Data excerpts Start Marker

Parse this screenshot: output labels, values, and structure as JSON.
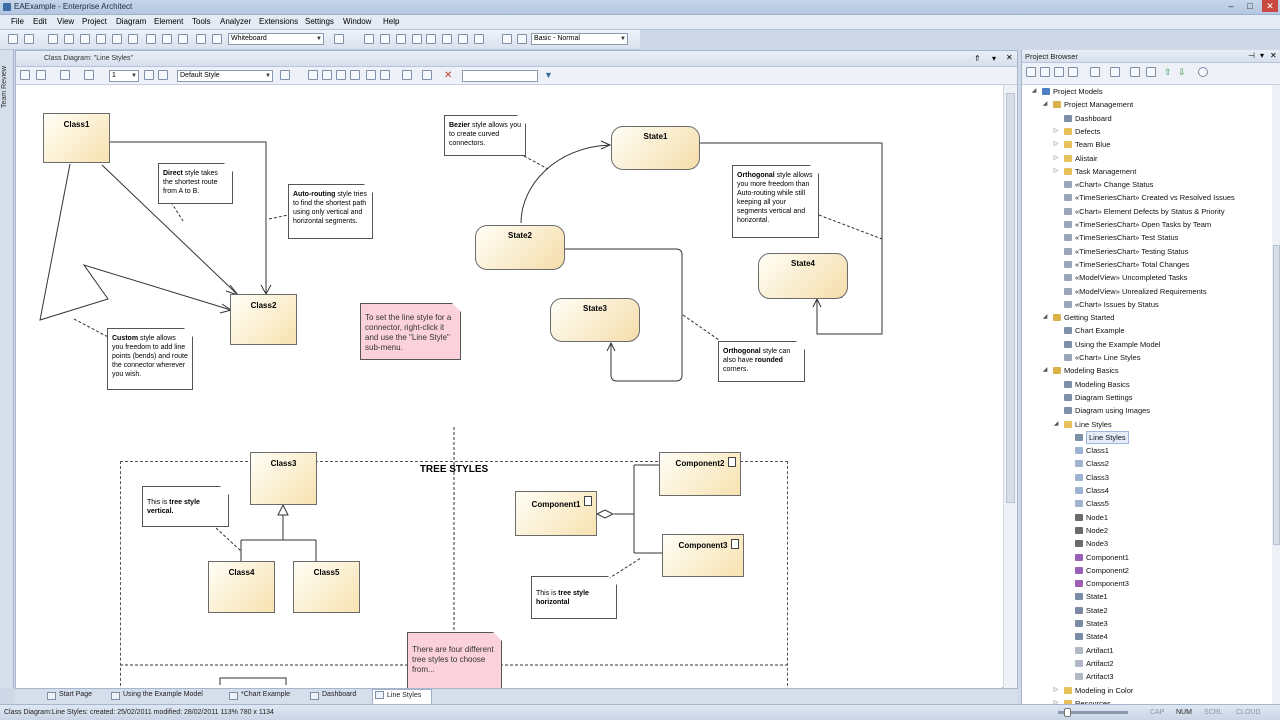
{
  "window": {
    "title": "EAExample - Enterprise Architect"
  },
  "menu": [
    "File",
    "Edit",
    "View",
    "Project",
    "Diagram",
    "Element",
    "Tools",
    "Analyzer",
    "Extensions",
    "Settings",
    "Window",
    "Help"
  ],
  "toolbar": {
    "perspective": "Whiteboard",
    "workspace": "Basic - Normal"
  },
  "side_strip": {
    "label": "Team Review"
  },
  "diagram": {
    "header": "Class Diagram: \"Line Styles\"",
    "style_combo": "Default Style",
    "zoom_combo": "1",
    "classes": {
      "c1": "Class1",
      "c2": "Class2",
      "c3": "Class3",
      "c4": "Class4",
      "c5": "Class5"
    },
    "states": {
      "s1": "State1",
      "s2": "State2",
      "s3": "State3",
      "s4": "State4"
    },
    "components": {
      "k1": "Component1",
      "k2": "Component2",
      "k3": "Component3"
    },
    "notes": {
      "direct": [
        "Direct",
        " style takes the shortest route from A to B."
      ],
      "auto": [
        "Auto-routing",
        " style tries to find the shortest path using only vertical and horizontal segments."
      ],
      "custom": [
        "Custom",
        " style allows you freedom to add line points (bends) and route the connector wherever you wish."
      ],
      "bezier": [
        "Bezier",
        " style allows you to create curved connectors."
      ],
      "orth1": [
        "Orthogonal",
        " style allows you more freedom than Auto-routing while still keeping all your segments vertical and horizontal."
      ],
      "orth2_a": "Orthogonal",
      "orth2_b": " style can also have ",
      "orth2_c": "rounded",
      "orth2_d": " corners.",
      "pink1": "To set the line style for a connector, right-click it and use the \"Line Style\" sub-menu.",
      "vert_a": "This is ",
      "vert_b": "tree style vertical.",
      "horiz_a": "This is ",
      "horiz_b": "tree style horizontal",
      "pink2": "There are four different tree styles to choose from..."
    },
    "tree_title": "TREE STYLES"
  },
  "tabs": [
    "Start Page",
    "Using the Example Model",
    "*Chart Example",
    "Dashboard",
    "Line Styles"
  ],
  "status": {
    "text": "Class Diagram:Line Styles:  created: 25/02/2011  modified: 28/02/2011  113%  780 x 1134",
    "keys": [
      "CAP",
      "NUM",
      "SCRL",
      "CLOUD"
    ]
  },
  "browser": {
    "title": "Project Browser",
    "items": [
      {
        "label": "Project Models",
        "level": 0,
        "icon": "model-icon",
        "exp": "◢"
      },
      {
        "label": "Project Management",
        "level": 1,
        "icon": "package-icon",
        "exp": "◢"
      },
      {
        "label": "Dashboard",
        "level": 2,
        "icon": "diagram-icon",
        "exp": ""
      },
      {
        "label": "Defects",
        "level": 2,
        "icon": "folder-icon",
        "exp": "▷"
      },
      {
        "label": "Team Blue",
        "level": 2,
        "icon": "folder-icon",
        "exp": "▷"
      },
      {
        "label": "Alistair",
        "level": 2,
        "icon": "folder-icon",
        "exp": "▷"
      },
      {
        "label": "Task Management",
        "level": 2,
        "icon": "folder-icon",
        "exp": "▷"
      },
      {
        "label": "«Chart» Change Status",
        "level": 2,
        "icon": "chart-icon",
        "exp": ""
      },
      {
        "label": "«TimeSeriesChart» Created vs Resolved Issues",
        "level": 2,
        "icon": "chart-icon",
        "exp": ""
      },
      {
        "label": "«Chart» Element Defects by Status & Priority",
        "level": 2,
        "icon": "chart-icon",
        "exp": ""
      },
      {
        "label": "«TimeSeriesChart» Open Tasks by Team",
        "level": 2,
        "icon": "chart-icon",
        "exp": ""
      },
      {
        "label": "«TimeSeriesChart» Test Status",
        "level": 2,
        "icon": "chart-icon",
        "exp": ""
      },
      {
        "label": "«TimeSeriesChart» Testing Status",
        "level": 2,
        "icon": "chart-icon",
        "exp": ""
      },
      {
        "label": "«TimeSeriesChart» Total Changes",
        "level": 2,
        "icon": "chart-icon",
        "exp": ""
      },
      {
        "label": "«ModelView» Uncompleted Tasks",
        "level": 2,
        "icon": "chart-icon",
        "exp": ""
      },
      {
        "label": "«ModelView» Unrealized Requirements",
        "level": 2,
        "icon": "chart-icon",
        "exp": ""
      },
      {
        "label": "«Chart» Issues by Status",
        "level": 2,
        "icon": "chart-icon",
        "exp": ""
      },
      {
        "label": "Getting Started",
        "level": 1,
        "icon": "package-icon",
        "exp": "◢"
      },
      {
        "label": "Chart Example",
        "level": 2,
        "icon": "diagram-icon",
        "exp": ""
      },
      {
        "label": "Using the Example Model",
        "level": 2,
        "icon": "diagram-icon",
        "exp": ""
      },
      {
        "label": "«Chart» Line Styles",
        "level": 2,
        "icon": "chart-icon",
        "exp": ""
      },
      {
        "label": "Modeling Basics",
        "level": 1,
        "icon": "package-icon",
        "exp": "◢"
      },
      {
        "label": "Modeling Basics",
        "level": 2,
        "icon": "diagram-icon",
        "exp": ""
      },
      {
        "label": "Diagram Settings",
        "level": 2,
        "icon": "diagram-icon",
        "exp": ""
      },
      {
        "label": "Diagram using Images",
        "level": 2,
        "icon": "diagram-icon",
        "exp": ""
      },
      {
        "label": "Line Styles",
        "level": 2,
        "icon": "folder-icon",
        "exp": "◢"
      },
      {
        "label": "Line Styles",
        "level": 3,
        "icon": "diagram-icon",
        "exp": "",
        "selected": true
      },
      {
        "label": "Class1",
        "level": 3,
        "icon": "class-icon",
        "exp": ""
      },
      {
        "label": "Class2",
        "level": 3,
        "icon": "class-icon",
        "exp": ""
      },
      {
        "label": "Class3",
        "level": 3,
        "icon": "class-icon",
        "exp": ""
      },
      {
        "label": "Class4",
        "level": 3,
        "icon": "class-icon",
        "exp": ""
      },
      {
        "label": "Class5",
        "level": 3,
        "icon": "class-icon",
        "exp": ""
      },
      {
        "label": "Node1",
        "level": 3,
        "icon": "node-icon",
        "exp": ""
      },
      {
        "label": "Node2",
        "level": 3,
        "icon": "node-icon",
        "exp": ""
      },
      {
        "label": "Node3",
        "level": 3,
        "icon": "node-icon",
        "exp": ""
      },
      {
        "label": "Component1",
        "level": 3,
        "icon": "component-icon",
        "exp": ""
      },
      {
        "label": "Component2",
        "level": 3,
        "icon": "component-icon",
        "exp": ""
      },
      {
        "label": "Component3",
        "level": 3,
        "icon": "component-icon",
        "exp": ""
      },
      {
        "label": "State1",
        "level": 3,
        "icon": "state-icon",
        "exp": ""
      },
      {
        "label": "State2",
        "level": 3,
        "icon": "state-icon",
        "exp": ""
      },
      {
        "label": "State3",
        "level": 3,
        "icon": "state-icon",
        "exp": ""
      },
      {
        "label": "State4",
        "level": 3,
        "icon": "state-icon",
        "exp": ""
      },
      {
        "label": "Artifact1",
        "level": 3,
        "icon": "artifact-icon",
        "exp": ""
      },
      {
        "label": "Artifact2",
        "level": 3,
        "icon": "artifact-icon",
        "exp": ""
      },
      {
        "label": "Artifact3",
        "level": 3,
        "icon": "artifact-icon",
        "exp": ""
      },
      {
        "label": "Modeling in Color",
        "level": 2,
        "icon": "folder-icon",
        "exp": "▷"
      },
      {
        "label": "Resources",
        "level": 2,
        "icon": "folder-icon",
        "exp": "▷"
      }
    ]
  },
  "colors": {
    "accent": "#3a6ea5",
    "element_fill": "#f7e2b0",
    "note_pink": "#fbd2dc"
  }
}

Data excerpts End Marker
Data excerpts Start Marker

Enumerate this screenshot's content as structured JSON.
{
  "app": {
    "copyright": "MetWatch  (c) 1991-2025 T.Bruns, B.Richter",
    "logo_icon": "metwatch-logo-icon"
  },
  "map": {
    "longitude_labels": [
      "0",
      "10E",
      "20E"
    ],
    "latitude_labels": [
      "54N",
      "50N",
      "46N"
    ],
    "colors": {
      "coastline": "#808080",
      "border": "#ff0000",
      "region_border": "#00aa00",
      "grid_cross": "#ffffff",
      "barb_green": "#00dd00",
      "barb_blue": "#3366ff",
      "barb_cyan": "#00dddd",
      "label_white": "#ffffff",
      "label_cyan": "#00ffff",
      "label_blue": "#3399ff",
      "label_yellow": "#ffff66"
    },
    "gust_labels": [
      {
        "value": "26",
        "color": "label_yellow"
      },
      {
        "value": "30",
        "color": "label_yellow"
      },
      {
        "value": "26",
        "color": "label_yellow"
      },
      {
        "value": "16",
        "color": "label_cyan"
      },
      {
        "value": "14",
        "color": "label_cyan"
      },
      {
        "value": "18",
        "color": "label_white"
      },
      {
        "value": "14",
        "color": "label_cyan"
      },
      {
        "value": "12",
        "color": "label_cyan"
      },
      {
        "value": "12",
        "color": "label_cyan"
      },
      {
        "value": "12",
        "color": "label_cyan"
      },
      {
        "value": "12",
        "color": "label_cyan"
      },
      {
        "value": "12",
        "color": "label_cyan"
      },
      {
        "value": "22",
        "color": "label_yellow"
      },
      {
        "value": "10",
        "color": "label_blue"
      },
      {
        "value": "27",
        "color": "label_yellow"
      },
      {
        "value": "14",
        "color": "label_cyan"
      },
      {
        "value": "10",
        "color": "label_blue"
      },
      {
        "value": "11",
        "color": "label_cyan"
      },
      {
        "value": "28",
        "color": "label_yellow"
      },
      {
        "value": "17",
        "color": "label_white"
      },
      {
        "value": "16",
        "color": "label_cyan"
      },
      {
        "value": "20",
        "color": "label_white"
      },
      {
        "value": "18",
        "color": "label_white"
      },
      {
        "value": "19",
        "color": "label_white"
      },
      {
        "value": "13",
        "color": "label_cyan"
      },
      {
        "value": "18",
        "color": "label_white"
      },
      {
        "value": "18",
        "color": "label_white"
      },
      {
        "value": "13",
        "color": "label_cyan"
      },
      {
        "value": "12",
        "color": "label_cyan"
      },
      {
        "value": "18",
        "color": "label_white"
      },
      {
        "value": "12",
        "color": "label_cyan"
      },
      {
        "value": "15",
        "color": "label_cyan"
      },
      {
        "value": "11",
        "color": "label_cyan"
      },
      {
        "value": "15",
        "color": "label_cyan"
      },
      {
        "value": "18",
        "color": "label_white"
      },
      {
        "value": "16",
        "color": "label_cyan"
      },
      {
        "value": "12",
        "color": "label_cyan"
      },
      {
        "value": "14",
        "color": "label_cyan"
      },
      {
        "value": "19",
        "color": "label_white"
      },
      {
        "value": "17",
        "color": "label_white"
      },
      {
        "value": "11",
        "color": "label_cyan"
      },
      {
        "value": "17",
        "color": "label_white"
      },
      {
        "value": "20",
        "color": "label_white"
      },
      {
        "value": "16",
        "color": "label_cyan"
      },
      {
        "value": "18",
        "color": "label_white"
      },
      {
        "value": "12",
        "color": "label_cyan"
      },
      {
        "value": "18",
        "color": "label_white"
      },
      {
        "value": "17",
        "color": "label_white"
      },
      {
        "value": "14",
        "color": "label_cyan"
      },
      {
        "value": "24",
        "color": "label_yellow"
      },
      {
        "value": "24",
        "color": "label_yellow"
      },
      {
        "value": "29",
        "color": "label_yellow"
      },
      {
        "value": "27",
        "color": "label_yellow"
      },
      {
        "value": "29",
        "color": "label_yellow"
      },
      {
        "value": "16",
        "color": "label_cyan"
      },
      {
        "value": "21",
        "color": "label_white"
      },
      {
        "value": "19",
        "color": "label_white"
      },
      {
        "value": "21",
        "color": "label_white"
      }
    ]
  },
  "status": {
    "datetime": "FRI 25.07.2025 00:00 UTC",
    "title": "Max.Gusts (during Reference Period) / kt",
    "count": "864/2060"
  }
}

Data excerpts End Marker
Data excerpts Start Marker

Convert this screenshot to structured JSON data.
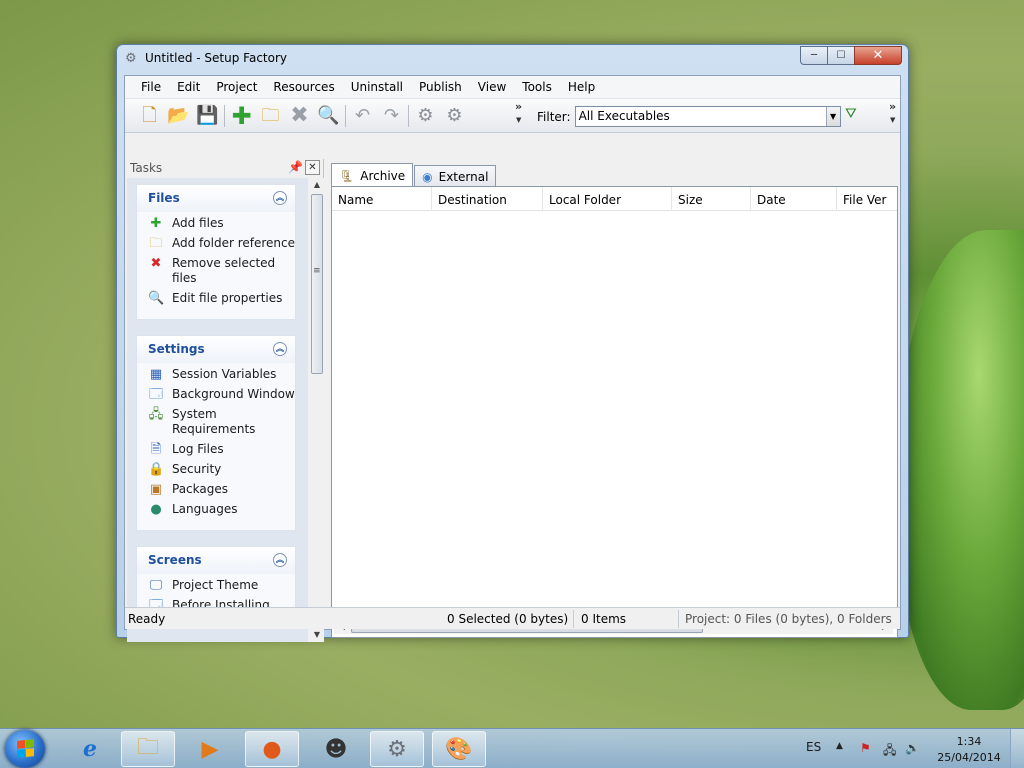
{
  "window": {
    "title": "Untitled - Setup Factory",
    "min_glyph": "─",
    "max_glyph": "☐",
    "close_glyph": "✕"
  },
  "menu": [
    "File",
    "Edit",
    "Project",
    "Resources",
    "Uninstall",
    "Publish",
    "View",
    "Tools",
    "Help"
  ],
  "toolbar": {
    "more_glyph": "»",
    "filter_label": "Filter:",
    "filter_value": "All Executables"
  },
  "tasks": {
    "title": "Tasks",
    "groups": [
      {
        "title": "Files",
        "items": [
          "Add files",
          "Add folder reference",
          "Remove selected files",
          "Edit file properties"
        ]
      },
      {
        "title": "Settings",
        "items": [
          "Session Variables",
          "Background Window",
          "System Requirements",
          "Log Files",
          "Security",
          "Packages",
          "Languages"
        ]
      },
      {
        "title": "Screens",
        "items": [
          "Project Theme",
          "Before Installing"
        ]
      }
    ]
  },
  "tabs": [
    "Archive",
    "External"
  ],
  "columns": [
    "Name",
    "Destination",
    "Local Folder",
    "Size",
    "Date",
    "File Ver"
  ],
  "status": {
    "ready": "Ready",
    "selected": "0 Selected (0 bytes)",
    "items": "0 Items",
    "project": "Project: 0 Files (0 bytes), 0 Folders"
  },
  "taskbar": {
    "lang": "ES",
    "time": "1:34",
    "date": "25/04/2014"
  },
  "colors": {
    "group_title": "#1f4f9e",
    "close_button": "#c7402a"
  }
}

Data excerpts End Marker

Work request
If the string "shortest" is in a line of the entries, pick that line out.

Written response
        " style takes the shortest route from A to B."
        " style tries to find the shortest path using only vertical and horizontal segments."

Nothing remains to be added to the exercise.